Source data.
════════════════════

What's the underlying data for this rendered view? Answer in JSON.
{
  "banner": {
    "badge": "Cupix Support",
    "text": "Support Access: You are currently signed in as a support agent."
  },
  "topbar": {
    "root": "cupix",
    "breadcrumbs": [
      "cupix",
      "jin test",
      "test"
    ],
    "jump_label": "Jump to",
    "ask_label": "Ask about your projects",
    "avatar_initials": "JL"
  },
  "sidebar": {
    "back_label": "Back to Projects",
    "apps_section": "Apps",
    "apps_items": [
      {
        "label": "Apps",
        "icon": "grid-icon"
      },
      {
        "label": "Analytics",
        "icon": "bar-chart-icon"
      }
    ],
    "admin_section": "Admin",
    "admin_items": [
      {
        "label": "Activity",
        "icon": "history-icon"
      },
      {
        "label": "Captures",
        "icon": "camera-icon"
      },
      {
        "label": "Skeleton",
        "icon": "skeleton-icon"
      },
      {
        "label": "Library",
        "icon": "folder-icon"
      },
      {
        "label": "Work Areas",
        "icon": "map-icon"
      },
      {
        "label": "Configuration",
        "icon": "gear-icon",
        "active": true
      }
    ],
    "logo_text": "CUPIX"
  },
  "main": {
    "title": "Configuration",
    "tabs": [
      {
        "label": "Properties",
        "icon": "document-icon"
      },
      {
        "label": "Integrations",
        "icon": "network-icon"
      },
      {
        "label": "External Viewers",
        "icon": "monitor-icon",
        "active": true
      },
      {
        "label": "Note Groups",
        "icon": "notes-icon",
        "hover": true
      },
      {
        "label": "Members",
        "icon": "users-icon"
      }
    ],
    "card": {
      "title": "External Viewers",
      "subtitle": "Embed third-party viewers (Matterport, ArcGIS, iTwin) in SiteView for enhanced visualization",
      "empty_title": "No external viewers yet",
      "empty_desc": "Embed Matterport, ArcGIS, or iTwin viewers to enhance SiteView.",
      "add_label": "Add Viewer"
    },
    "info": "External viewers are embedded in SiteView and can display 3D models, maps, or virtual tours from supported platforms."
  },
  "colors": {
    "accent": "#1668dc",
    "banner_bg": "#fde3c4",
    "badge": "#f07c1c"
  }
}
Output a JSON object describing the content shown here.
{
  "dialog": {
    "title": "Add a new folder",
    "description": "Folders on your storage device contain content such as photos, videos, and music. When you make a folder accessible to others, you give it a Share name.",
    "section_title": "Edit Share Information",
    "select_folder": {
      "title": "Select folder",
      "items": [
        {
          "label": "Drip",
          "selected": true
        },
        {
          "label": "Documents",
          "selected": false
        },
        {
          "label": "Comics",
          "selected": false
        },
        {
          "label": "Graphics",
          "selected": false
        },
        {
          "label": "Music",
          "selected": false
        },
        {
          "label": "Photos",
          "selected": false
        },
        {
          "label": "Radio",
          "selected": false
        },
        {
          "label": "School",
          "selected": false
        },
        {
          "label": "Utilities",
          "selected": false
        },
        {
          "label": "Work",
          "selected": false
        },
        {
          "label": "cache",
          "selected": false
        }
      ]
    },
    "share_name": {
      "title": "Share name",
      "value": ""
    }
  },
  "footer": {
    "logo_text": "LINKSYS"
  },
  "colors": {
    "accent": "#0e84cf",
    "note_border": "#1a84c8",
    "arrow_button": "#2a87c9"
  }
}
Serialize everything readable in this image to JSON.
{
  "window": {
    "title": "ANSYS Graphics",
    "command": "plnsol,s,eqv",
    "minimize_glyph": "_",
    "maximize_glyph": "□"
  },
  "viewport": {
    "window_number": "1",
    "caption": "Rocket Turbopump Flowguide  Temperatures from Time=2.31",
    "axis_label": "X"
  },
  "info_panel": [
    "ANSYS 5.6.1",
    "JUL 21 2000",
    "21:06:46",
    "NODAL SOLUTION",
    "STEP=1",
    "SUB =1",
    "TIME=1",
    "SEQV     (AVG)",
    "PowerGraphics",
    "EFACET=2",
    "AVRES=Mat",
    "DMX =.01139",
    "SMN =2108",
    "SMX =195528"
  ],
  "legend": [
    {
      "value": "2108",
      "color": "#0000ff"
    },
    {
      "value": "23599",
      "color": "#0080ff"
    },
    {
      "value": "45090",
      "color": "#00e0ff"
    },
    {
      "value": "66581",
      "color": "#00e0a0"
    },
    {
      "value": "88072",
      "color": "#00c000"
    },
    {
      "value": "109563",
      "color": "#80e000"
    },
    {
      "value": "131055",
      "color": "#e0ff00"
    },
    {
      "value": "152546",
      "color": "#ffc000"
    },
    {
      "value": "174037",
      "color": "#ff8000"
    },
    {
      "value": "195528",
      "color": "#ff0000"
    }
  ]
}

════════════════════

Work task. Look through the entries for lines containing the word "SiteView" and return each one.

Problem solution.
      "subtitle": "Embed third-party viewers (Matterport, ArcGIS, iTwin) in SiteView for enhanced visualization",
      "empty_desc": "Embed Matterport, ArcGIS, or iTwin viewers to enhance SiteView.",
    "info": "External viewers are embedded in SiteView and can display 3D models, maps, or virtual tours from supported platforms."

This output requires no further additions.